The Hero’s journey.
Everyone wants to be a hero, even if we don’t realize it.
This desire is instilled in us the moment we are born.
When we are ready for school, we start looking for that hero we want to emulate. We begin with our parents or people who are in an authoritative position.
For me, it was Superman. He could fly faster than sound and jump tall buildings in a single bound. He was invincible. That was until he met up with Mr. Kryptonite. It was difficult to understand why just one element could be so disastrous. How could this even be possible?
As I got into my teens, the heroes then became sports figures, especially Olympic athletes.
These men and women achieved their status by becoming diligent in their profession and working to become the best they could be.
I truly enjoyed watching the Olympic games, both the summer games and winter games—athletes who continually expanded their abilities to achieve more.
After college, it was time to enter the workforce, and my focus on heroes changed once again. It was now time to let go of those hero dreams and start making a living for my family and me. I had to now concentrate on reality. I didn’t have the athletic ability to make it to the Olympics or enter any professional sport.
Identifying the Hero Within Us
I wanted to be the provider, the protector, the guide, the trainer, and the coach. I wanted my children to see me as their superhero.
When the children grew, they soon adopted their own personal superheroes. They were now looking outside of the family for their heroes. I was no longer the hero in their eyes.
Had I been taught to believe that greatness is external? Was I to fade away into oblivion? The older I got, the more I realized that every superhero would fade into oblivion as new heroes emerged. What if I were my superhero?
This new thought made me realize that I should be looking internally rather than externally for my motivation. Was I born to be the result of someone else’s dream and deny myself the beauty of my own life?
A verse in a poem by Dale Wimbrow states (paraphrased and parathesis are my words);

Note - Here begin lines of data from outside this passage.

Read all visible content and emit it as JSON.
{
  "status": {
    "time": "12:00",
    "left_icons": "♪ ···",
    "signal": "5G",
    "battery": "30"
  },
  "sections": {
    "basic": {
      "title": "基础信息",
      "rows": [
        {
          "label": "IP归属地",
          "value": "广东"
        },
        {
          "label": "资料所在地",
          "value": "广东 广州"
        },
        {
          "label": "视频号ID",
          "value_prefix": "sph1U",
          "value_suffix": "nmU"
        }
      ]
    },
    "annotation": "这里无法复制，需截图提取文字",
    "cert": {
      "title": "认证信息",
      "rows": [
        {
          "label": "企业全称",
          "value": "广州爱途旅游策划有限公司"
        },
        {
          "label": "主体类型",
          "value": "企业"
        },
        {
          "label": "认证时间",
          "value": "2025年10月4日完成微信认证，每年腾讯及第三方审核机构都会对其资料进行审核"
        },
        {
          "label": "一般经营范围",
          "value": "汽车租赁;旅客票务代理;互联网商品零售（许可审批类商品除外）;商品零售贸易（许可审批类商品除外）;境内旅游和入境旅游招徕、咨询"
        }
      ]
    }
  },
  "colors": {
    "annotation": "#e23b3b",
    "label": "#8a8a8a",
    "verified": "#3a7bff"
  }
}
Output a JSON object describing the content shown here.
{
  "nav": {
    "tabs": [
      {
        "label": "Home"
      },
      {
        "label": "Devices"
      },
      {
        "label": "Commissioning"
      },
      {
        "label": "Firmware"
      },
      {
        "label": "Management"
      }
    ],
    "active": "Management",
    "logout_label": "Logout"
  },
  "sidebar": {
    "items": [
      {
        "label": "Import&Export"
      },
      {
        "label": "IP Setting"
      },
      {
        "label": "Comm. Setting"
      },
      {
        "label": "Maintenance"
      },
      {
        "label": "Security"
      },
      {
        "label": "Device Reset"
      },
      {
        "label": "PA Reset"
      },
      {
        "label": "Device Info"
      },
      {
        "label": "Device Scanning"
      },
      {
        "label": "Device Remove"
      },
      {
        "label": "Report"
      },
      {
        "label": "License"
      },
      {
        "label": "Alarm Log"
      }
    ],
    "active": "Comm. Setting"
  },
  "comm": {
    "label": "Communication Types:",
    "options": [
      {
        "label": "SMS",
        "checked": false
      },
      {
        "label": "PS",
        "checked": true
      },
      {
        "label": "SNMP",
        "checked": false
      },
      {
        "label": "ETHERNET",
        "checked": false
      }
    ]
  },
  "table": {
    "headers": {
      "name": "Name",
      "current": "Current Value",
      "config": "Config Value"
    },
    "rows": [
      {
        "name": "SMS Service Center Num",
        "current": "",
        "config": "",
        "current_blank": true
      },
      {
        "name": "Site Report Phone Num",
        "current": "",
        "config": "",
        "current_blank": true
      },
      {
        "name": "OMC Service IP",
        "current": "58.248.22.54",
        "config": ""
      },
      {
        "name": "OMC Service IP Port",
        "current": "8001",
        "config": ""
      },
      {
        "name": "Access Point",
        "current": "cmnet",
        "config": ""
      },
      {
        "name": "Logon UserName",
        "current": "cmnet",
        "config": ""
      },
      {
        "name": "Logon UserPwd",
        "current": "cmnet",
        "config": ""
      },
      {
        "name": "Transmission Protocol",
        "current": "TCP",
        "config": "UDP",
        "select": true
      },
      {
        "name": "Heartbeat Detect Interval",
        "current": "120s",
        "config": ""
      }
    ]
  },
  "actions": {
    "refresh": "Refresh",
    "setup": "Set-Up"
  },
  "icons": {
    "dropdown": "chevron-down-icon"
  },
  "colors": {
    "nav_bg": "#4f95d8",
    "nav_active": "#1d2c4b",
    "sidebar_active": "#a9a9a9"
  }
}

“When you get what you want in your struggle for (being a superhero),adapted from Dale Wimbrow’s poem, The Guy in the Glass
And the world makes you (king) for a day,
Then go to the mirror and look at yourself,
And see what that (person) has to say.
For it isn’t your Father, Mother, or Partner in life (or other superheroes),
Whose judgment you must pass
The person whose verdict counts most in your life,
Is the (person) staring back from the glass…”
Let me conclude that it is easy to “fool the whole world.” Still, it’s impossible to get away with fooling oneself and thinking the superhero is our hero.
It is that amazing hero within us that is going to be the “person in the glass” to hold oneself responsible.
Is it worth it to glide through life based on others’ merits and then realize at the end that you have “cheated” yourself?
If you are interested in exploring more about the Hero within you, click here to receive a FREE tool called the 7 Day Mental Diet, which you can use right away to become more aware of your current thoughts.
In addition, when you click here, you are granted access to hop on the early notification list for the next Master Key Experience course which starts in September 2023. This course provides the framework for you to really get to know the Hero already within you and how to truly live the life you want.